· More than 140,000 patient consultations with nearly 50,000 new patients
· 71% of visits have been for women and children
· Nearly 800 children have been born at the hospital since the opening of the Maternity building in November 2014
· 7 Cambodian doctors have graduated from three year hospital training program.
· Currently employs over 180 people
· The Neo Natal Intensive care unit opened November 2015. To date the NICU has served 49 children
· Centralized Medical Gas System for NICU and campus opened in November 2016.
· Surgical department opened in 2015
· Surgical team has performed over 360 surgeries in 2016, not including C-Sections. 86 surgeries have been for children
· Blood bank opened in August 2016
· A Learning Center for children of hospital staff opened on June 12
Sonja Kill Memorial Hospital has been blessed with international support from medical and administrative partners as well as volunteers from around the world to serve and teach.
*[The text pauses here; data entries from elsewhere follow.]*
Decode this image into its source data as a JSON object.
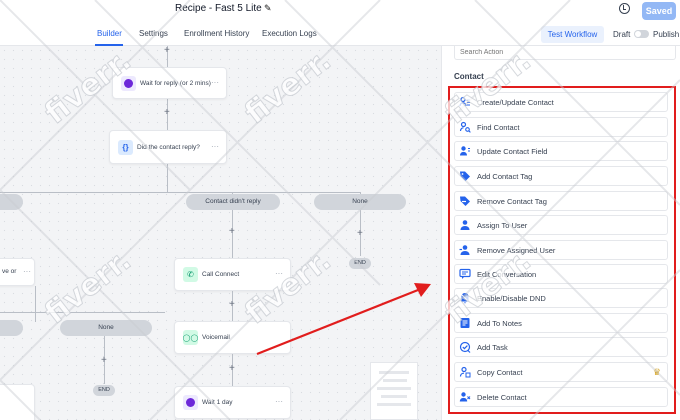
{
  "header": {
    "workflow_title": "Recipe - Fast 5 Lite",
    "saved_label": "Saved"
  },
  "tabs": [
    {
      "label": "Builder",
      "active": true
    },
    {
      "label": "Settings"
    },
    {
      "label": "Enrollment History"
    },
    {
      "label": "Execution Logs"
    }
  ],
  "toolbar": {
    "test_label": "Test Workflow",
    "draft_label": "Draft",
    "publish_label": "Publish",
    "published": false
  },
  "canvas": {
    "node_wait_reply": "Wait for reply (or 2 mins)",
    "node_condition": "Did the contact reply?",
    "branch_no_reply": "Contact didn't reply",
    "branch_none": "None",
    "node_partial": "ve or",
    "branch_none_left": "None",
    "node_call": "Call Connect",
    "node_voicemail": "Voicemail",
    "node_wait_day": "Wait 1 day",
    "end_label": "END"
  },
  "sidebar": {
    "search_placeholder": "Search Action",
    "section_title": "Contact",
    "actions": [
      {
        "label": "Create/Update Contact",
        "icon": "users-icon"
      },
      {
        "label": "Find Contact",
        "icon": "user-search-icon"
      },
      {
        "label": "Update Contact Field",
        "icon": "user-edit-icon"
      },
      {
        "label": "Add Contact Tag",
        "icon": "tag-icon"
      },
      {
        "label": "Remove Contact Tag",
        "icon": "tag-remove-icon"
      },
      {
        "label": "Assign To User",
        "icon": "user-assign-icon"
      },
      {
        "label": "Remove Assigned User",
        "icon": "user-remove-icon"
      },
      {
        "label": "Edit Conversation",
        "icon": "chat-icon"
      },
      {
        "label": "Enable/Disable DND",
        "icon": "dnd-icon"
      },
      {
        "label": "Add To Notes",
        "icon": "notes-icon"
      },
      {
        "label": "Add Task",
        "icon": "task-icon"
      },
      {
        "label": "Copy Contact",
        "icon": "copy-user-icon",
        "premium": true
      },
      {
        "label": "Delete Contact",
        "icon": "user-delete-icon"
      }
    ]
  },
  "colors": {
    "accent": "#2563eb",
    "saved_button": "#93b8f5",
    "highlight_box": "#e11d1d",
    "premium_crown": "#d39e14"
  },
  "watermark": "fiverr."
}
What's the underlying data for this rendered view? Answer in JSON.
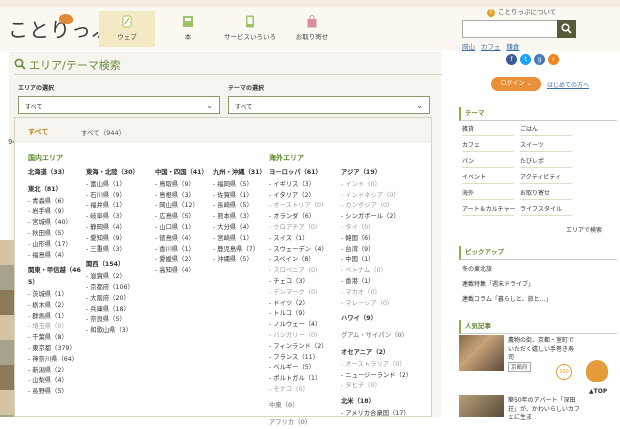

The local Cambodian staff continues to grow and serves as the primary patient care providers.
The team is grateful for all the support that has been given this past five years; however, there remains more to do. Future development includes the addition of a CT scan, upgraded X-ray diagnostic equipment, continued development of staff training programming and pursuit of international accreditations. Please consider how you can make a difference at the Sonja Kill Memorial Hospital. Go to https://www.hopeww.org/donate . Use the drop down box and select Sonja Kill Memorial Hospital. If you wish to learn more about the Sonja Kill Memorial Hospital, please visit www.skmh.org .
Dr. Rin Receiving the Empathy Amplified AwardClick here to watch .
Jenny Harkabus spent Christmas serving in the Philippines. She wrote this, and also made a short video:
I did not imagine that I would be spending Christmas in the Philippines for my first HOPE Youth Corps experience. This opportunity has deeply changed my perspective on the importance of service in my daily walk.
We are created in God's image, therefore we are meant to help and serve others. I know this to be true because I have never felt so used by God and fulfilled, than the times spent serving and pouring out my love in the Philippines.
James 1:27 says, " Religion that God our Father accepts as pure and faultless is this: to look after orphans and widows in their distress and to keep oneself from being polluted by the world." Some translations refer to this as true religion. The bible also stresses the importance of giving to the poor (1 John 3:17, Matt 9:21, Proverbs 14:31). God considers caring for the poor and orphans as true religion, yet this can be an area of faith that is overlooked.
I was privileged to spend time with girls who have experienced trauma and abuse at the HOPE worldwide center in Laguna. Many of these girls have been separated from their families, becoming orphans, as a result of the abuse they have experienced. I also received the opportunity to play with children within the community as we rebuilt their homes and provided them with medical care. I witnessed the children’s precious value for human relationships, as they clung to me emotionally and physically. They showed me instant love and respect, which I find to be rare in today’s society. Our focus should be about investing in others just as the children in the Philippines invested in me.